Archbishop Miler McGrath, known as the Enigma of Cashel was also known by many other terms. Reprobate, rogue, scoundrel, contentious, devious, underhand, elusive and greedy are just some of them. Ever since he became Protestant bishop of Clogher in 1570 and Protestant archbishop of Cashel in 1571 he has been reviled, demonised and scapegoated. But he has also been given accolades such as ‘diplomat’, ‘great politician’, a ‘man of gravity and learning’ and ‘a good servant to her majesty’ and to the state.
For someone who played such a pivotal role in the ecclesiastical and political life of Ireland in the last thirty years of the sixteenth century and the first decades of the seventeenth century, Archbishop Miler McGrath has received relatively sparse treatment from historians. Archbishop Miler McGrath’s life has been overlooked for a number of reasons, not least the fact that as Catholic bishop and Protestant bishop and archbishop his life was no great ornament to either church. Both churches have been quite happy to airbrush him out of their memories. When Archbishop Miler McGrath is recognised it is as some kind of benign aberration, a genial rogue or cynical villain but he was much more than that and for many years he was a very powerful figure who could not be ignored by Dublin, London or indeed Rome.

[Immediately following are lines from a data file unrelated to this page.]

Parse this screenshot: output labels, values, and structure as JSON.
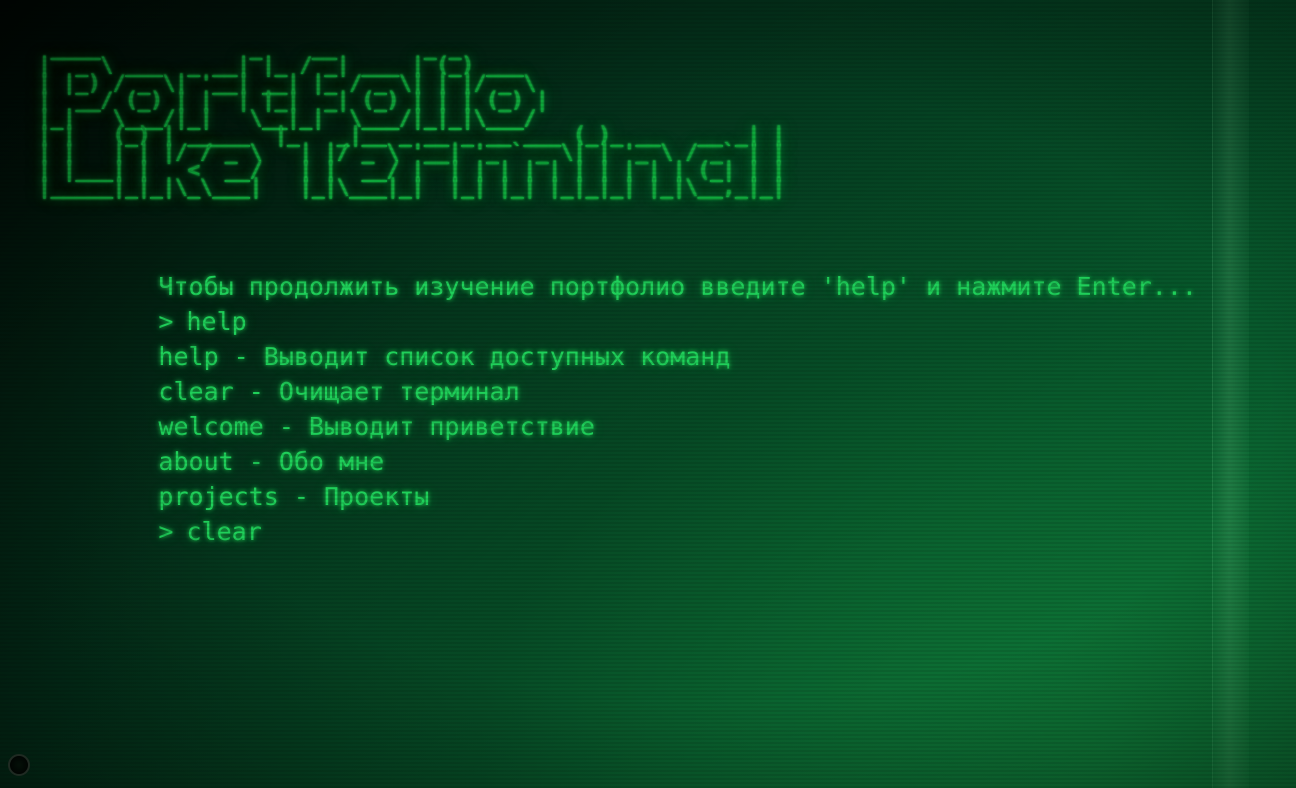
{
  "banner": {
    "ascii_art": " ____            _    __       _ _\n|  _ \\ ___  _ __| |_ / _| ___ | (_) ___\n| |_) / _ \\| '__| __| |_ / _ \\| | |/ _ \\\n|  __/ (_) | |  | |_|  _| (_) | | | (_) |\n|_|   \\___/|_|   \\__|_|  \\___/|_|_|\\___/\n| |   (_) | _____  |_   _|__ _ __ _ __ ___ (_)_ __   __ _| |\n| |   | | |/ / _ \\   | |/ _ \\ '__| '_ ` _ \\| | '_ \\ / _` | |\n| |___| |   <  __/   | |  __/ |  | | | | | | | | | | (_| | |\n|_____|_|_|\\_\\___|   |_|\\___|_|  |_| |_| |_|_|_| |_|\\__,_|_|",
    "title": "Portfolio Like Terminal"
  },
  "terminal": {
    "lines": [
      {
        "type": "info",
        "text": "Чтобы продолжить изучение портфолио введите 'help' и нажмите Enter..."
      },
      {
        "type": "prompt",
        "caret": ">",
        "text": "help"
      },
      {
        "type": "output",
        "text": "help - Выводит список доступных команд"
      },
      {
        "type": "output",
        "text": "clear - Очищает терминал"
      },
      {
        "type": "output",
        "text": "welcome - Выводит приветствие"
      },
      {
        "type": "output",
        "text": "about - Обо мне"
      },
      {
        "type": "output",
        "text": "projects - Проекты"
      },
      {
        "type": "prompt",
        "caret": ">",
        "text": "clear"
      }
    ]
  },
  "colors": {
    "text": "#1fd05a",
    "ascii": "#0fa83c",
    "background_dark": "#000703",
    "background_light": "#0a6b37"
  },
  "icons": {
    "power_button": "power-button-icon"
  }
}
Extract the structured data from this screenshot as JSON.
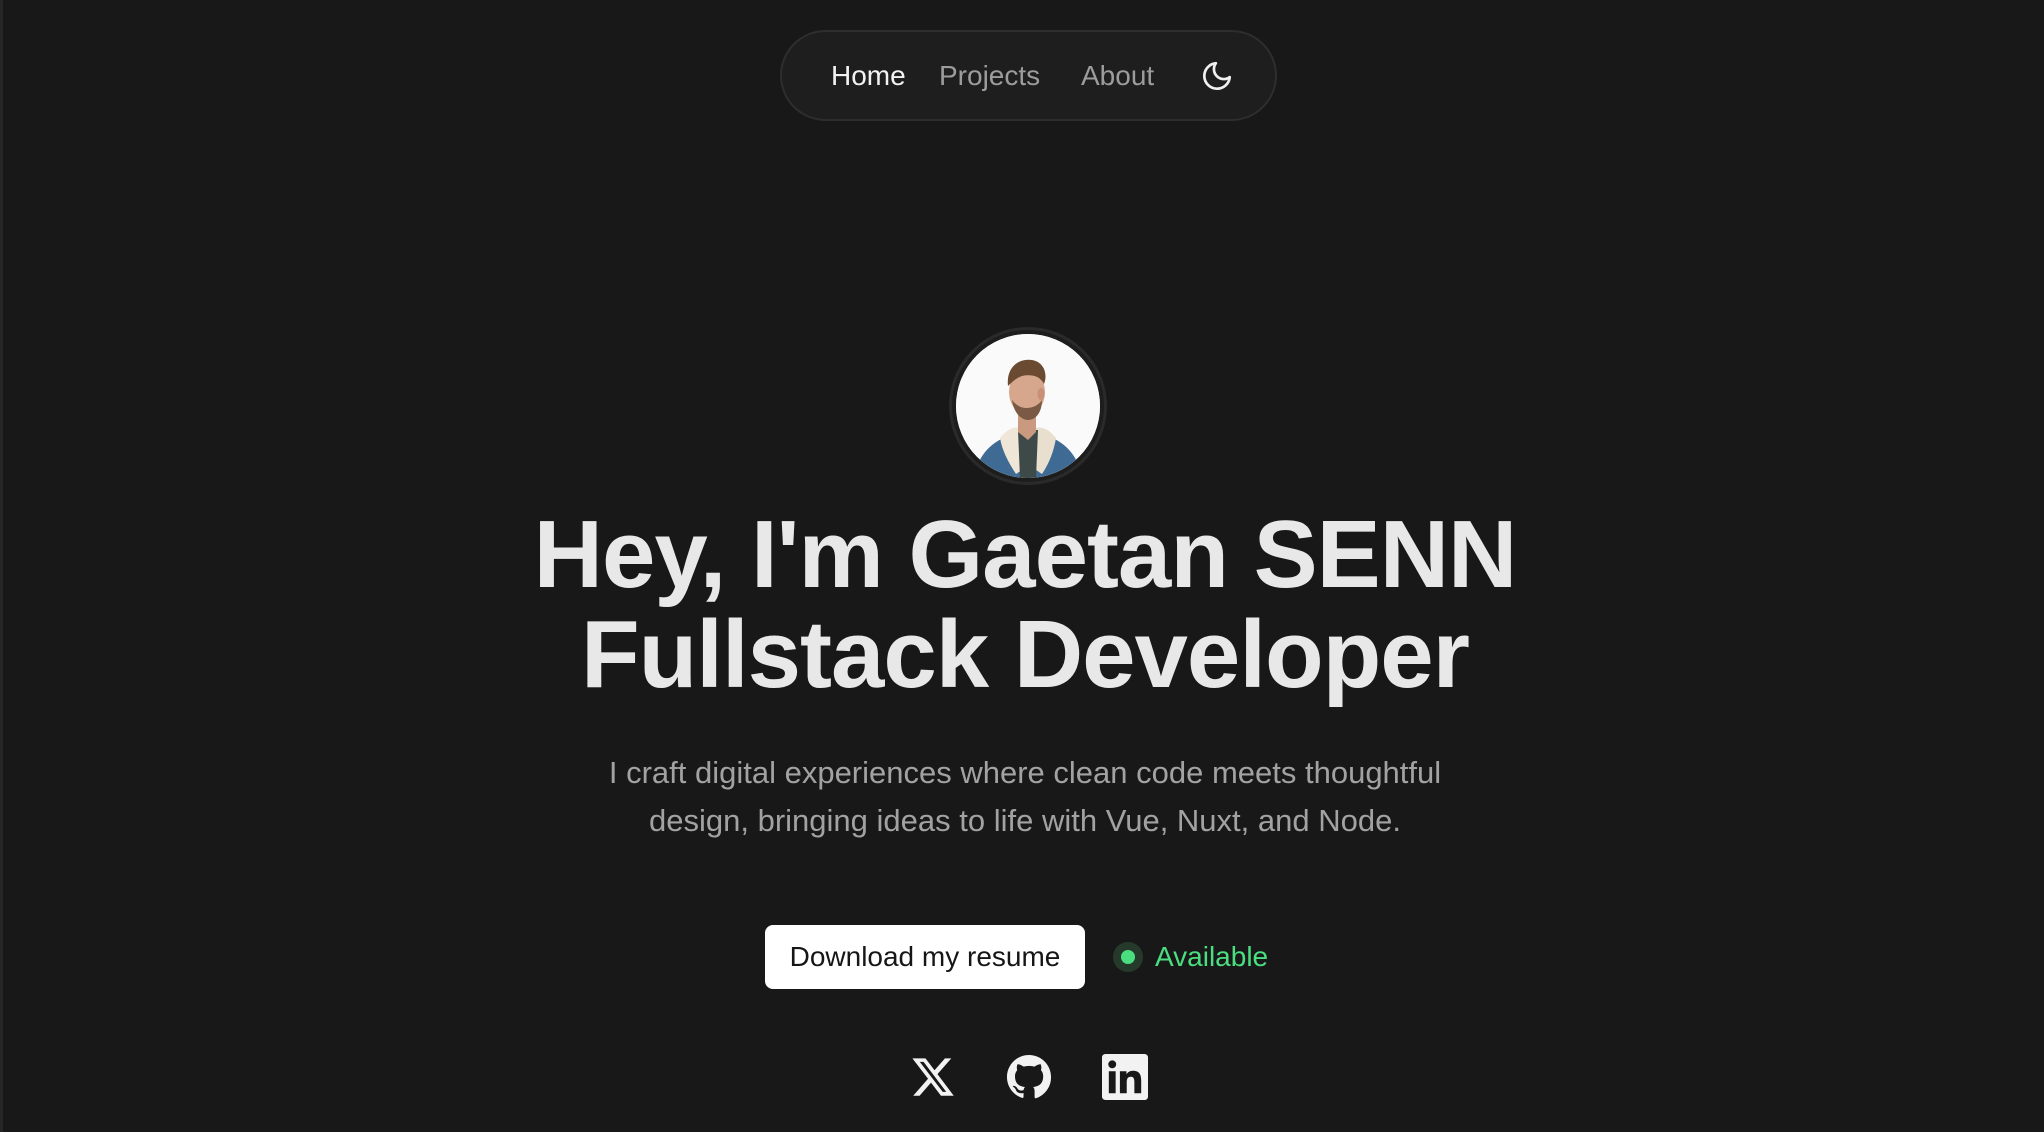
{
  "nav": {
    "items": [
      {
        "label": "Home",
        "active": true
      },
      {
        "label": "Projects",
        "active": false
      },
      {
        "label": "About",
        "active": false
      }
    ],
    "theme_toggle_icon": "moon-icon"
  },
  "hero": {
    "avatar_icon": "avatar",
    "headline_line1": "Hey, I'm Gaetan SENN",
    "headline_line2": "Fullstack Developer",
    "subtitle_line1": "I craft digital experiences where clean code meets thoughtful",
    "subtitle_line2": "design, bringing ideas to life with Vue, Nuxt, and Node.",
    "resume_button_label": "Download my resume",
    "status_label": "Available",
    "status_color": "#4ade80"
  },
  "socials": [
    {
      "icon": "x-icon"
    },
    {
      "icon": "github-icon"
    },
    {
      "icon": "linkedin-icon"
    }
  ],
  "colors": {
    "background": "#181818",
    "text_primary": "#e8e8e8",
    "text_muted": "#a2a2a2",
    "accent_green": "#4ade80"
  }
}
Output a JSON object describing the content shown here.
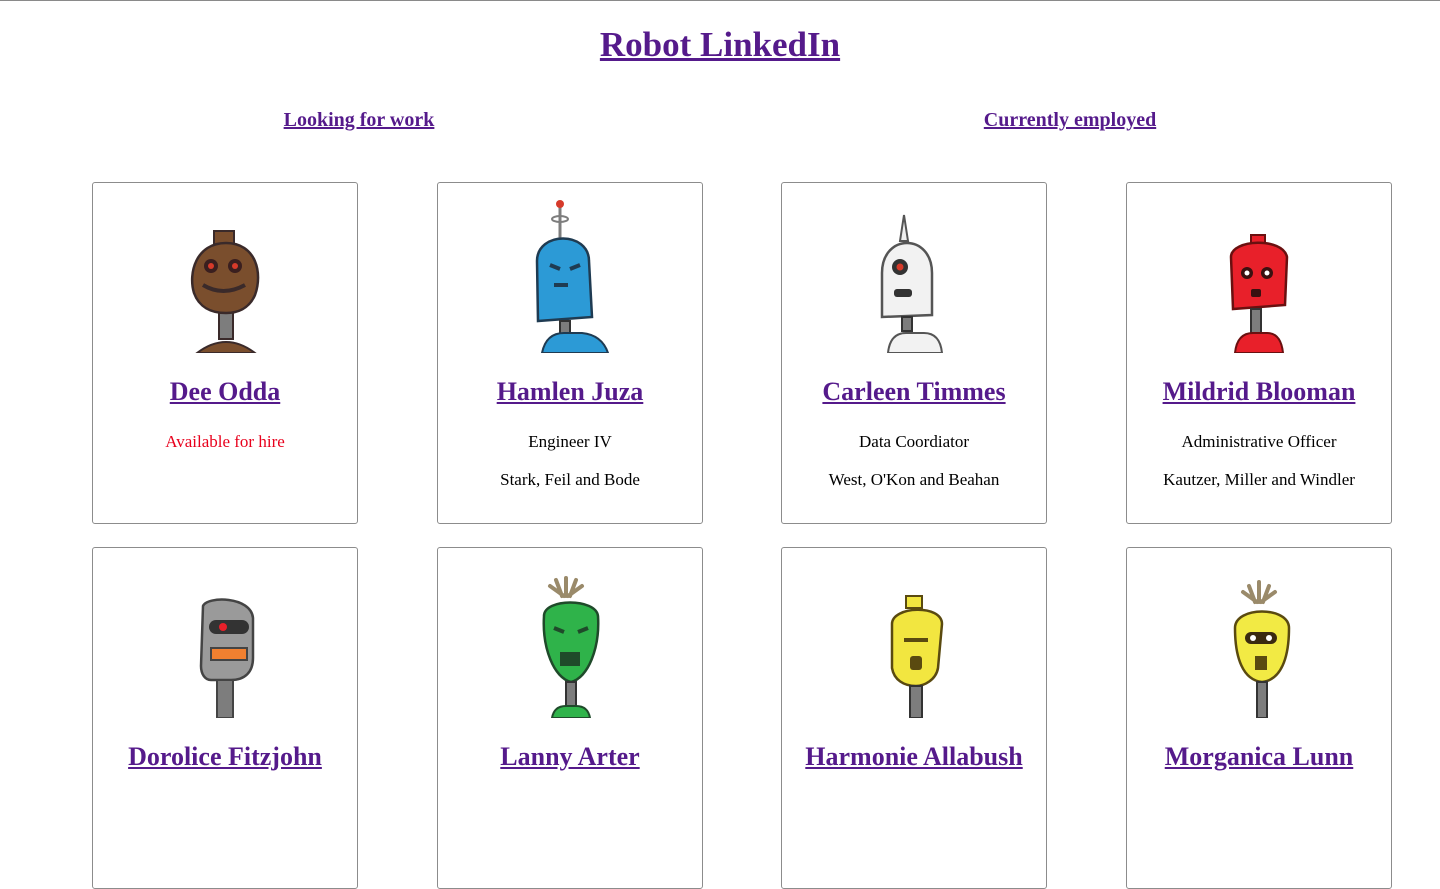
{
  "header": {
    "title": "Robot LinkedIn"
  },
  "nav": {
    "looking": "Looking for work",
    "employed": "Currently employed"
  },
  "colors": {
    "link": "#551a8b",
    "available": "#e8001c"
  },
  "robots": [
    {
      "name": "Dee Odda",
      "line1": "Available for hire",
      "line2": "",
      "color": "#7a4e2d",
      "icon": "brown-robot-icon"
    },
    {
      "name": "Hamlen Juza",
      "line1": "Engineer IV",
      "line2": "Stark, Feil and Bode",
      "color": "#2c9ad6",
      "icon": "blue-robot-icon"
    },
    {
      "name": "Carleen Timmes",
      "line1": "Data Coordiator",
      "line2": "West, O'Kon and Beahan",
      "color": "#f2f2f2",
      "icon": "white-robot-icon"
    },
    {
      "name": "Mildrid Blooman",
      "line1": "Administrative Officer",
      "line2": "Kautzer, Miller and Windler",
      "color": "#e8202a",
      "icon": "red-robot-icon"
    },
    {
      "name": "Dorolice Fitzjohn",
      "line1": "",
      "line2": "",
      "color": "#9a9a9a",
      "icon": "gray-robot-icon"
    },
    {
      "name": "Lanny Arter",
      "line1": "",
      "line2": "",
      "color": "#2fb34a",
      "icon": "green-robot-icon"
    },
    {
      "name": "Harmonie Allabush",
      "line1": "",
      "line2": "",
      "color": "#f2e640",
      "icon": "yellow-robot-icon"
    },
    {
      "name": "Morganica Lunn",
      "line1": "",
      "line2": "",
      "color": "#f2ea44",
      "icon": "yellow-robot-icon"
    }
  ]
}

Over four centuries Archbishop Miler McGrath has evoked these extremes of characterisation. While more balanced appreciations of him may have appeared in recent times, in popular history the negative views still tend to prevail. To what extent these characterisations are deserved or not is one of the many questions that Archbishop Miler McGrath – The Enigma of Cashel sets out to examine and answer.
Fr. Patrick J. Ryan is a Holy Ghost (Spiritan) missionary, who was born in Rossmore, Co. Tipperary in 1936. He studied for the priesthood in Kimmage Manor and obtained an M.A. in history from UCD. After ordination in 1964 he taught at the Junior Seminary in Moshi, Tanzania for some six years. For many years he was involved in setting up his congregation’s East African Province, serving as novice master for over a decade. Later he helped set up Spiritan Missionary Seminary in Arusha, Tanzania and acted as Rector. Based in Ireland since 1989, he taught church history at the Kimmage Mission Institute, ministered in Kimmage and Kilcullen parishes as well as completing a ten-year period as parish priest of Greenhills.